Task data below:

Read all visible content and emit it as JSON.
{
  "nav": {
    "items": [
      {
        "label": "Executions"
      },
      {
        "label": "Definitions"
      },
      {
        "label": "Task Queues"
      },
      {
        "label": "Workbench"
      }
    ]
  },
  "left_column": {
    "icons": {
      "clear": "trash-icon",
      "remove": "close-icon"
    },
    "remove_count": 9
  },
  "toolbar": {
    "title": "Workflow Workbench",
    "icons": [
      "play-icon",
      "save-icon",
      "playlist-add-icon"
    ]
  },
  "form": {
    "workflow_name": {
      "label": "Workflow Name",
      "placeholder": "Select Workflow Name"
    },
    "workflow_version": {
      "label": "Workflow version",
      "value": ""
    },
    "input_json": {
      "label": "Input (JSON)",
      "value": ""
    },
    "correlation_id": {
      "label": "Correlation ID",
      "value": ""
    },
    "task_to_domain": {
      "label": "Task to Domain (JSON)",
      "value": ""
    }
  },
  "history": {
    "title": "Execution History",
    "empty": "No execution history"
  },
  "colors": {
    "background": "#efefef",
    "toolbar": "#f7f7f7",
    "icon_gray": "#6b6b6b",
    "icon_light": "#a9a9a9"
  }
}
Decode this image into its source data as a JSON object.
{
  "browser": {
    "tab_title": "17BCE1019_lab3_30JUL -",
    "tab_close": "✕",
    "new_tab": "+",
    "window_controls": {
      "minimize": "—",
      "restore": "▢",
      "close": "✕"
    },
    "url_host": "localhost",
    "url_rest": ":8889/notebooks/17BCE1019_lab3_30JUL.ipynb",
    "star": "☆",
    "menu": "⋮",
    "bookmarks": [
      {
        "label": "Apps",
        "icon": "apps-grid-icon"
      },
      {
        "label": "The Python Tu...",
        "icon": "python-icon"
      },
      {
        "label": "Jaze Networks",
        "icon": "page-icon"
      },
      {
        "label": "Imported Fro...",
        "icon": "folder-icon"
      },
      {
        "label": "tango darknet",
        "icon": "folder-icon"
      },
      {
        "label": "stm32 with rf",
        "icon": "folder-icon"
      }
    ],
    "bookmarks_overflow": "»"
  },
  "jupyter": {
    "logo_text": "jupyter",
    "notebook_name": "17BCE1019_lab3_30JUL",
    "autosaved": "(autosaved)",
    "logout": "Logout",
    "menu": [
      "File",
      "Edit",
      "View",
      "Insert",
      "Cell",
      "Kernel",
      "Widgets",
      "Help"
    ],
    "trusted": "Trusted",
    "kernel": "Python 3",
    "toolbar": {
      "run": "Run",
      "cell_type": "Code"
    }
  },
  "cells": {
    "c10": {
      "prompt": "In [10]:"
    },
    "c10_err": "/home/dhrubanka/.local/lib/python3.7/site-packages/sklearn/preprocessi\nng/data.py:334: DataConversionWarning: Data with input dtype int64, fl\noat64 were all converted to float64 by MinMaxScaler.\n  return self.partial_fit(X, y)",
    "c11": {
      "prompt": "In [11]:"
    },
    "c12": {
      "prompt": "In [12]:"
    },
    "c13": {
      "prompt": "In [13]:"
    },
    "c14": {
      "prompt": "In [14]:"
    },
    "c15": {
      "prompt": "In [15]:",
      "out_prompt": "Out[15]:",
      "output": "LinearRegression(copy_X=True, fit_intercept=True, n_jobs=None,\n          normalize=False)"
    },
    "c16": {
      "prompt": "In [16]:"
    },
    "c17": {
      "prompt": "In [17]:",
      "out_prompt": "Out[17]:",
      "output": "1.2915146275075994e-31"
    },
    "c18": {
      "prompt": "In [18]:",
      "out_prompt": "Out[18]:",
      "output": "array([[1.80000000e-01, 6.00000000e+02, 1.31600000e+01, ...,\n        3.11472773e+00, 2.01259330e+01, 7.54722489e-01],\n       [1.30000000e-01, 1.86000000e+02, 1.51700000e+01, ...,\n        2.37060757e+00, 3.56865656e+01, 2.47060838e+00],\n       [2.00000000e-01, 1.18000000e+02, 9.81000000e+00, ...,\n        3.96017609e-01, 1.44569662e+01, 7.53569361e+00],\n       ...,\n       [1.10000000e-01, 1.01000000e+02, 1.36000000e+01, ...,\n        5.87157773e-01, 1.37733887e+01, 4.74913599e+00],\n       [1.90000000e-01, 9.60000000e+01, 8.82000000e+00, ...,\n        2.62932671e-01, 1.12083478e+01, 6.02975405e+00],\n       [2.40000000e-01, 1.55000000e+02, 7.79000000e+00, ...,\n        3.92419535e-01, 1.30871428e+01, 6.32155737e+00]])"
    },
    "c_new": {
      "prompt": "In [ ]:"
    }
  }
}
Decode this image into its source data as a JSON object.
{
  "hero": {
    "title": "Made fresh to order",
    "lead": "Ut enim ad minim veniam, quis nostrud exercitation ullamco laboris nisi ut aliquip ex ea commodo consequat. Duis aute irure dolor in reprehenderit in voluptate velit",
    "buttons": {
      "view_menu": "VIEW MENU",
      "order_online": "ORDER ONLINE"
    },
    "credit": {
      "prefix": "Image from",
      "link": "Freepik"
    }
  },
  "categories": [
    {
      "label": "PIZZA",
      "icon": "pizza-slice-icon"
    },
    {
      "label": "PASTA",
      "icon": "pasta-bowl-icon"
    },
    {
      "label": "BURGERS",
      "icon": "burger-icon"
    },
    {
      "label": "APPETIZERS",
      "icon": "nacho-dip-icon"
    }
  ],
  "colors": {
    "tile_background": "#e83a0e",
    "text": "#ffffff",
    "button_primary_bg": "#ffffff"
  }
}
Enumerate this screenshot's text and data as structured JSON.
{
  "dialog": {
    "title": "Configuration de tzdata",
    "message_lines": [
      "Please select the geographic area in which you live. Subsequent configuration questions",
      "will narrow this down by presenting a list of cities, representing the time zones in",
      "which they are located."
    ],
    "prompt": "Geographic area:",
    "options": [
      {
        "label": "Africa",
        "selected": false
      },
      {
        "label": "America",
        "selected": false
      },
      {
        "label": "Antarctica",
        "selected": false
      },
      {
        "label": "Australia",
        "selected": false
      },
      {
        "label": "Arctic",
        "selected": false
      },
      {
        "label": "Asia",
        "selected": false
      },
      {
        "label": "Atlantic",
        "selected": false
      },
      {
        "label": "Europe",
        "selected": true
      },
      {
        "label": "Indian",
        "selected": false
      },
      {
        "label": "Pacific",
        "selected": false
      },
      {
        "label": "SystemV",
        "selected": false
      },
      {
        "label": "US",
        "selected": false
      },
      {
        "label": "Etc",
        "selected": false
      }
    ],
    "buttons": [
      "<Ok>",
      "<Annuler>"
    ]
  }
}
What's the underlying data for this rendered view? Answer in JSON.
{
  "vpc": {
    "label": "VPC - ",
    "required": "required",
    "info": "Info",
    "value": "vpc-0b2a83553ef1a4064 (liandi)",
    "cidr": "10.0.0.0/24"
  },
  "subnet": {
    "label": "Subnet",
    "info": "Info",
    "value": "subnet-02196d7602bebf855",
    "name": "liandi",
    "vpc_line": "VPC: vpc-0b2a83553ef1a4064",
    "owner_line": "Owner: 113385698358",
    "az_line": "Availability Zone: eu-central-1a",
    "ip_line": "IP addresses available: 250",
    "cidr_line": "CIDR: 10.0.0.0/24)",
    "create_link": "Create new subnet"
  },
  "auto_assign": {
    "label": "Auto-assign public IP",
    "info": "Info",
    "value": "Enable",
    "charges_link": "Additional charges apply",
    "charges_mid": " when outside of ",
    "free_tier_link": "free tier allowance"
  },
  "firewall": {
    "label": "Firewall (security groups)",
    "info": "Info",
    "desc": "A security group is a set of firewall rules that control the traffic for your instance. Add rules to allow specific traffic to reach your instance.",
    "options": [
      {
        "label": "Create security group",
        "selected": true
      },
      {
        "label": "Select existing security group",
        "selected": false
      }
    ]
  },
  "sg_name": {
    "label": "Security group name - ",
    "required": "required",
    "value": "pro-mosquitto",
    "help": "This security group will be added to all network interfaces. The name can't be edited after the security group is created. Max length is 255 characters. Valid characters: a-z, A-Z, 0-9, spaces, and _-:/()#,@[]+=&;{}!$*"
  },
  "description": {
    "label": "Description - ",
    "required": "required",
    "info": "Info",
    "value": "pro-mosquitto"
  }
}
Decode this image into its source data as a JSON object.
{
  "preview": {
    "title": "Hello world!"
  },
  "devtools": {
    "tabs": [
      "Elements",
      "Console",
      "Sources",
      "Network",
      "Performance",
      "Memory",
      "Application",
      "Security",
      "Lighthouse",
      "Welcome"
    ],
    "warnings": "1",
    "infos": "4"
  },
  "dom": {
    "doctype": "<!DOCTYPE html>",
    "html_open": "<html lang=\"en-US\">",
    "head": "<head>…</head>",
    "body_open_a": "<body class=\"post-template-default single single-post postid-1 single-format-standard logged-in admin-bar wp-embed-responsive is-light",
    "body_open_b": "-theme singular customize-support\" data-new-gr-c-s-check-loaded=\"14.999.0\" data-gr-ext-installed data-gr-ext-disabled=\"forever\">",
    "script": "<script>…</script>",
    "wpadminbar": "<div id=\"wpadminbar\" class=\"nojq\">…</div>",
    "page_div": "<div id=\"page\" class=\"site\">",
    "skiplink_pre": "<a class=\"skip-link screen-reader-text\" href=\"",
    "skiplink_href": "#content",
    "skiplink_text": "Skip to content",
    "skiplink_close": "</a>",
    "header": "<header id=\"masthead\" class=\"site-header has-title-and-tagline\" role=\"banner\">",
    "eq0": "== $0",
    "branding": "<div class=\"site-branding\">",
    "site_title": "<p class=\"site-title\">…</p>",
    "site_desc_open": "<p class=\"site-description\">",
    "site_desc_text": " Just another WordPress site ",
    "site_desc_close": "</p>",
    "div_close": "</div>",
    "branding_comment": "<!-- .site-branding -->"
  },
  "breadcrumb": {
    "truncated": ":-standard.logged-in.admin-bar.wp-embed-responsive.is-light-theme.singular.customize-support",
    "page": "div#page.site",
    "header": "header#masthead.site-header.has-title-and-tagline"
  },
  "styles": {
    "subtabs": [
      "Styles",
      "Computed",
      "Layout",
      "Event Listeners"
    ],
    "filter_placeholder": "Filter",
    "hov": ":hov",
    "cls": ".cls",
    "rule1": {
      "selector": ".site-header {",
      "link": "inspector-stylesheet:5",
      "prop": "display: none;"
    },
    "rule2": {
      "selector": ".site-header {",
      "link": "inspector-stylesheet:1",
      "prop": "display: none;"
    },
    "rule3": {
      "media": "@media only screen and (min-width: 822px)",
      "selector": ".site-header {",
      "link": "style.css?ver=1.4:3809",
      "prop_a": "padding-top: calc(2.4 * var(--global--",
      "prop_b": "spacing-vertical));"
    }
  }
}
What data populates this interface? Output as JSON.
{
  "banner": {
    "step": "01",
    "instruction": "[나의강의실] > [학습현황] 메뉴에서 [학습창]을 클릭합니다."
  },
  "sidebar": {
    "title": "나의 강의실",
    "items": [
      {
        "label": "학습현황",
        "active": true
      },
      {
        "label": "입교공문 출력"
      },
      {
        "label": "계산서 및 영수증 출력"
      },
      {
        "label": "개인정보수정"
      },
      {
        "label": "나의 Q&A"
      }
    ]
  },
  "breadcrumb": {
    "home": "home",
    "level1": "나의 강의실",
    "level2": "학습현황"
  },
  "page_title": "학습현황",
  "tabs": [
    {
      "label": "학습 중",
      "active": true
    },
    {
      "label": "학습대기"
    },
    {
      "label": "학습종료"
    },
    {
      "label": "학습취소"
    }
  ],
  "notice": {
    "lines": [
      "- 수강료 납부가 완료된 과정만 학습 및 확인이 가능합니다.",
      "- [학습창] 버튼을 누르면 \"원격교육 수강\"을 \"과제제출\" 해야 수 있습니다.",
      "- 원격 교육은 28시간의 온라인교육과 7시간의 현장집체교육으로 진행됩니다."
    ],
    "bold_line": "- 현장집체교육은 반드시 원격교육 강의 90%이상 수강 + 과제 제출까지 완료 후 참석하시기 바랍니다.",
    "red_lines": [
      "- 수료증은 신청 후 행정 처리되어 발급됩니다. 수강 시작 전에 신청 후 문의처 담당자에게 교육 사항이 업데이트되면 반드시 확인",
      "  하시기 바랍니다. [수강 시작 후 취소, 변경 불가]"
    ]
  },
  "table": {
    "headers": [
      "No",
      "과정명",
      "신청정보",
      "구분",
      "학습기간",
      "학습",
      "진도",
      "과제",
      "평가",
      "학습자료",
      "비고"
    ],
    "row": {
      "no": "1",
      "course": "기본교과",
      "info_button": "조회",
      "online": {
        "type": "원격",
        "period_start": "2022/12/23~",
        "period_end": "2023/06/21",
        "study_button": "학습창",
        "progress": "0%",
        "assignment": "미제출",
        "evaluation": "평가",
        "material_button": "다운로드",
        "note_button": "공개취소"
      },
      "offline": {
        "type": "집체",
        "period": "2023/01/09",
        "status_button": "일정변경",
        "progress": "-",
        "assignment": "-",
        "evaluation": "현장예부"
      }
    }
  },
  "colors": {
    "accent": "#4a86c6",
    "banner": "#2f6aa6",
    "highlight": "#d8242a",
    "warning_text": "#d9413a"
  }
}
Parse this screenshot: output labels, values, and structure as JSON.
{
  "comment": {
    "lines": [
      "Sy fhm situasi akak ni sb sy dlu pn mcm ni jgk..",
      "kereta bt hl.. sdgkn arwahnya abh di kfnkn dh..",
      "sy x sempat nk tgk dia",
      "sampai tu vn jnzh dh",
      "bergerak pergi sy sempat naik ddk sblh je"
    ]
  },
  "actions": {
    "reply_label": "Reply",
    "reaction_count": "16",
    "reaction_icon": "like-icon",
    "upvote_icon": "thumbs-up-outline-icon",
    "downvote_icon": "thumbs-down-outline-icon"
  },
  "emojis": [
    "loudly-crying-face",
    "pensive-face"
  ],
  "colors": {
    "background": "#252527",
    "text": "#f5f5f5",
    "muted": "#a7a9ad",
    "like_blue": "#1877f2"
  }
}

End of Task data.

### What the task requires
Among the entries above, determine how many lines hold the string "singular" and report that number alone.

### Task answer
2